**TASK BRIEF**
Retype all of the data without changing a single word.

Interface dataset entries
▬▬▬
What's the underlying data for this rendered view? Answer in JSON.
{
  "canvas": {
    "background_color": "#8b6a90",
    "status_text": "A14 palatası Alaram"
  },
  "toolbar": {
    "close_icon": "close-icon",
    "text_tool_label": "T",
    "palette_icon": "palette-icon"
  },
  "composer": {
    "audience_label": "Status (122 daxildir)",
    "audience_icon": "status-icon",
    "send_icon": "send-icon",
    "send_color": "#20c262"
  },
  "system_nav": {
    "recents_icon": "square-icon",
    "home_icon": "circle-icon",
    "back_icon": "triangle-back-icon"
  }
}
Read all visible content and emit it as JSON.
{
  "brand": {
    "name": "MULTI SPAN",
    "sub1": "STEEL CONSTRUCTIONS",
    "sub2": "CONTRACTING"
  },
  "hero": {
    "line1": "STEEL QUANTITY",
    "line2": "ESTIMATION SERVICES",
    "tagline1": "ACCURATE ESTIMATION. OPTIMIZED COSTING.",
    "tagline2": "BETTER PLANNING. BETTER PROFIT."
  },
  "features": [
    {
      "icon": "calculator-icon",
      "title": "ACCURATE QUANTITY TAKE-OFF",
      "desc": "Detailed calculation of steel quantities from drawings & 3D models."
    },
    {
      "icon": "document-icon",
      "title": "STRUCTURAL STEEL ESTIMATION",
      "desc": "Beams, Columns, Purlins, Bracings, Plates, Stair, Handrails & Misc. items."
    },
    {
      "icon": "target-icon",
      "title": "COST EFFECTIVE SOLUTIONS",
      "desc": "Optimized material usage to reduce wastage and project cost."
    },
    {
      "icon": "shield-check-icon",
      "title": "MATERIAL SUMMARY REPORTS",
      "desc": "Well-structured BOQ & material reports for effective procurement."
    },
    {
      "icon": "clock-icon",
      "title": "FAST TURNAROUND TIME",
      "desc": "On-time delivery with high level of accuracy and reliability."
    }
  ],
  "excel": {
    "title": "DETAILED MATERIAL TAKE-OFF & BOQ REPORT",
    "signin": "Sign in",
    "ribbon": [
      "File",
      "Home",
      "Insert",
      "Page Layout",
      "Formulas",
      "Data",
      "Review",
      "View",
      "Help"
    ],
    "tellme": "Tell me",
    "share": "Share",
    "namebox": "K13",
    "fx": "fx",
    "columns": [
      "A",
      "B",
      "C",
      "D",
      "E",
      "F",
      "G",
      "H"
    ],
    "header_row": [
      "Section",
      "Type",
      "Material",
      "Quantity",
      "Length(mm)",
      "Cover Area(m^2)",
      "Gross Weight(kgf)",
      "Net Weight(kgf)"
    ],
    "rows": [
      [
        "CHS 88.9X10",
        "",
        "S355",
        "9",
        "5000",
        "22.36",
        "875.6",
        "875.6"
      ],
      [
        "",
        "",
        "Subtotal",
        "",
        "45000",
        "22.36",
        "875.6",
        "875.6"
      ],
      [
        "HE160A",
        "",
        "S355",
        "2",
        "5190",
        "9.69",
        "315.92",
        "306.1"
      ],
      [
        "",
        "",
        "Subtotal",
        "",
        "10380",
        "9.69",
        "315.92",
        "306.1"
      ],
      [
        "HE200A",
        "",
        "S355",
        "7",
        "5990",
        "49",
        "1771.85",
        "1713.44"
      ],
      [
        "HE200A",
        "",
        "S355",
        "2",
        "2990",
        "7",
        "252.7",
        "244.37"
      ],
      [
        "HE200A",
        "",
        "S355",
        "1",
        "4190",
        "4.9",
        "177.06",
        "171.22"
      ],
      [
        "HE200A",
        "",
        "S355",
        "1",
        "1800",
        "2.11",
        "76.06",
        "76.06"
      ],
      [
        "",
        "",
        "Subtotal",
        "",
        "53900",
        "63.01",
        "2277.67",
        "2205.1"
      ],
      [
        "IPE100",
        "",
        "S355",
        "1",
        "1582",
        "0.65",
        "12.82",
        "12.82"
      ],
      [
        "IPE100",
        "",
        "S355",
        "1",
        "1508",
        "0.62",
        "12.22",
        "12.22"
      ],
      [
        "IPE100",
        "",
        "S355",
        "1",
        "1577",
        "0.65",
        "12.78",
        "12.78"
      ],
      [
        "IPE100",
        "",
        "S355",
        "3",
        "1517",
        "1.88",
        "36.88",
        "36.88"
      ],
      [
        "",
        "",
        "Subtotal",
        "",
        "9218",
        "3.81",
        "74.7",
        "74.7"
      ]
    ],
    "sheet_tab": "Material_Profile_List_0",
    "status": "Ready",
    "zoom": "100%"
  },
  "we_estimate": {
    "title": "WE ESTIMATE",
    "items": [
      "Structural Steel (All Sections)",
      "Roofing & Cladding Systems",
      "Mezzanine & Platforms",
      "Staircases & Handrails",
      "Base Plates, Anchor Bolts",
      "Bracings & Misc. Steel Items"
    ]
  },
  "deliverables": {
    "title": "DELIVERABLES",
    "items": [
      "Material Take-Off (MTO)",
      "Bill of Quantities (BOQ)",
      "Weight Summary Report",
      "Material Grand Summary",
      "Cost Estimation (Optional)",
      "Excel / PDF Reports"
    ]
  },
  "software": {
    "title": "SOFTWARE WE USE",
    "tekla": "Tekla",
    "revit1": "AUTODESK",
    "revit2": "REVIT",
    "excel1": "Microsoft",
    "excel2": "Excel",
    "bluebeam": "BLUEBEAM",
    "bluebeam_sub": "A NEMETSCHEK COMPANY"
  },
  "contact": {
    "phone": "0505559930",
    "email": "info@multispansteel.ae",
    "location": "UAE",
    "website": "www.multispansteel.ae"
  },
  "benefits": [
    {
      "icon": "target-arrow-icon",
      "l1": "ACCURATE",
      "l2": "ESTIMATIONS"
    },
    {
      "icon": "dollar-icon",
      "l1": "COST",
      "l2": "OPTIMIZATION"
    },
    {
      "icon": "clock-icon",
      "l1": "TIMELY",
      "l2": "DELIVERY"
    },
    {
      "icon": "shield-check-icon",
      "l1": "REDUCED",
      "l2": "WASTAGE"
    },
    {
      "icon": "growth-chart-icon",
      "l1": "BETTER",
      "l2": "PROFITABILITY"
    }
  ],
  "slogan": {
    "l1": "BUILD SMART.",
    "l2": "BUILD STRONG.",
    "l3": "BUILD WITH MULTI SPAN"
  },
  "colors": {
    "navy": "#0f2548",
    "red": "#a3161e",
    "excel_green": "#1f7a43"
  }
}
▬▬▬
**EXERCISE OUTPUT**
What's the underlying data for this rendered view? Answer in JSON.
{
  "canvas": {
    "background_color": "#8b6a90",
    "status_text": "A14 palatası Alaram"
  },
  "toolbar": {
    "close_icon": "close-icon",
    "text_tool_label": "T",
    "palette_icon": "palette-icon"
  },
  "composer": {
    "audience_label": "Status (122 daxildir)",
    "audience_icon": "status-icon",
    "send_icon": "send-icon",
    "send_color": "#20c262"
  },
  "system_nav": {
    "recents_icon": "square-icon",
    "home_icon": "circle-icon",
    "back_icon": "triangle-back-icon"
  }
}
Read all visible content and emit it as JSON.
{
  "brand": {
    "name": "MULTI SPAN",
    "sub1": "STEEL CONSTRUCTIONS",
    "sub2": "CONTRACTING"
  },
  "hero": {
    "line1": "STEEL QUANTITY",
    "line2": "ESTIMATION SERVICES",
    "tagline1": "ACCURATE ESTIMATION. OPTIMIZED COSTING.",
    "tagline2": "BETTER PLANNING. BETTER PROFIT."
  },
  "features": [
    {
      "icon": "calculator-icon",
      "title": "ACCURATE QUANTITY TAKE-OFF",
      "desc": "Detailed calculation of steel quantities from drawings & 3D models."
    },
    {
      "icon": "document-icon",
      "title": "STRUCTURAL STEEL ESTIMATION",
      "desc": "Beams, Columns, Purlins, Bracings, Plates, Stair, Handrails & Misc. items."
    },
    {
      "icon": "target-icon",
      "title": "COST EFFECTIVE SOLUTIONS",
      "desc": "Optimized material usage to reduce wastage and project cost."
    },
    {
      "icon": "shield-check-icon",
      "title": "MATERIAL SUMMARY REPORTS",
      "desc": "Well-structured BOQ & material reports for effective procurement."
    },
    {
      "icon": "clock-icon",
      "title": "FAST TURNAROUND TIME",
      "desc": "On-time delivery with high level of accuracy and reliability."
    }
  ],
  "excel": {
    "title": "DETAILED MATERIAL TAKE-OFF & BOQ REPORT",
    "signin": "Sign in",
    "ribbon": [
      "File",
      "Home",
      "Insert",
      "Page Layout",
      "Formulas",
      "Data",
      "Review",
      "View",
      "Help"
    ],
    "tellme": "Tell me",
    "share": "Share",
    "namebox": "K13",
    "fx": "fx",
    "columns": [
      "A",
      "B",
      "C",
      "D",
      "E",
      "F",
      "G",
      "H"
    ],
    "header_row": [
      "Section",
      "Type",
      "Material",
      "Quantity",
      "Length(mm)",
      "Cover Area(m^2)",
      "Gross Weight(kgf)",
      "Net Weight(kgf)"
    ],
    "rows": [
      [
        "CHS 88.9X10",
        "",
        "S355",
        "9",
        "5000",
        "22.36",
        "875.6",
        "875.6"
      ],
      [
        "",
        "",
        "Subtotal",
        "",
        "45000",
        "22.36",
        "875.6",
        "875.6"
      ],
      [
        "HE160A",
        "",
        "S355",
        "2",
        "5190",
        "9.69",
        "315.92",
        "306.1"
      ],
      [
        "",
        "",
        "Subtotal",
        "",
        "10380",
        "9.69",
        "315.92",
        "306.1"
      ],
      [
        "HE200A",
        "",
        "S355",
        "7",
        "5990",
        "49",
        "1771.85",
        "1713.44"
      ],
      [
        "HE200A",
        "",
        "S355",
        "2",
        "2990",
        "7",
        "252.7",
        "244.37"
      ],
      [
        "HE200A",
        "",
        "S355",
        "1",
        "4190",
        "4.9",
        "177.06",
        "171.22"
      ],
      [
        "HE200A",
        "",
        "S355",
        "1",
        "1800",
        "2.11",
        "76.06",
        "76.06"
      ],
      [
        "",
        "",
        "Subtotal",
        "",
        "53900",
        "63.01",
        "2277.67",
        "2205.1"
      ],
      [
        "IPE100",
        "",
        "S355",
        "1",
        "1582",
        "0.65",
        "12.82",
        "12.82"
      ],
      [
        "IPE100",
        "",
        "S355",
        "1",
        "1508",
        "0.62",
        "12.22",
        "12.22"
      ],
      [
        "IPE100",
        "",
        "S355",
        "1",
        "1577",
        "0.65",
        "12.78",
        "12.78"
      ],
      [
        "IPE100",
        "",
        "S355",
        "3",
        "1517",
        "1.88",
        "36.88",
        "36.88"
      ],
      [
        "",
        "",
        "Subtotal",
        "",
        "9218",
        "3.81",
        "74.7",
        "74.7"
      ]
    ],
    "sheet_tab": "Material_Profile_List_0",
    "status": "Ready",
    "zoom": "100%"
  },
  "we_estimate": {
    "title": "WE ESTIMATE",
    "items": [
      "Structural Steel (All Sections)",
      "Roofing & Cladding Systems",
      "Mezzanine & Platforms",
      "Staircases & Handrails",
      "Base Plates, Anchor Bolts",
      "Bracings & Misc. Steel Items"
    ]
  },
  "deliverables": {
    "title": "DELIVERABLES",
    "items": [
      "Material Take-Off (MTO)",
      "Bill of Quantities (BOQ)",
      "Weight Summary Report",
      "Material Grand Summary",
      "Cost Estimation (Optional)",
      "Excel / PDF Reports"
    ]
  },
  "software": {
    "title": "SOFTWARE WE USE",
    "tekla": "Tekla",
    "revit1": "AUTODESK",
    "revit2": "REVIT",
    "excel1": "Microsoft",
    "excel2": "Excel",
    "bluebeam": "BLUEBEAM",
    "bluebeam_sub": "A NEMETSCHEK COMPANY"
  },
  "contact": {
    "phone": "0505559930",
    "email": "info@multispansteel.ae",
    "location": "UAE",
    "website": "www.multispansteel.ae"
  },
  "benefits": [
    {
      "icon": "target-arrow-icon",
      "l1": "ACCURATE",
      "l2": "ESTIMATIONS"
    },
    {
      "icon": "dollar-icon",
      "l1": "COST",
      "l2": "OPTIMIZATION"
    },
    {
      "icon": "clock-icon",
      "l1": "TIMELY",
      "l2": "DELIVERY"
    },
    {
      "icon": "shield-check-icon",
      "l1": "REDUCED",
      "l2": "WASTAGE"
    },
    {
      "icon": "growth-chart-icon",
      "l1": "BETTER",
      "l2": "PROFITABILITY"
    }
  ],
  "slogan": {
    "l1": "BUILD SMART.",
    "l2": "BUILD STRONG.",
    "l3": "BUILD WITH MULTI SPAN"
  },
  "colors": {
    "navy": "#0f2548",
    "red": "#a3161e",
    "excel_green": "#1f7a43"
  }
}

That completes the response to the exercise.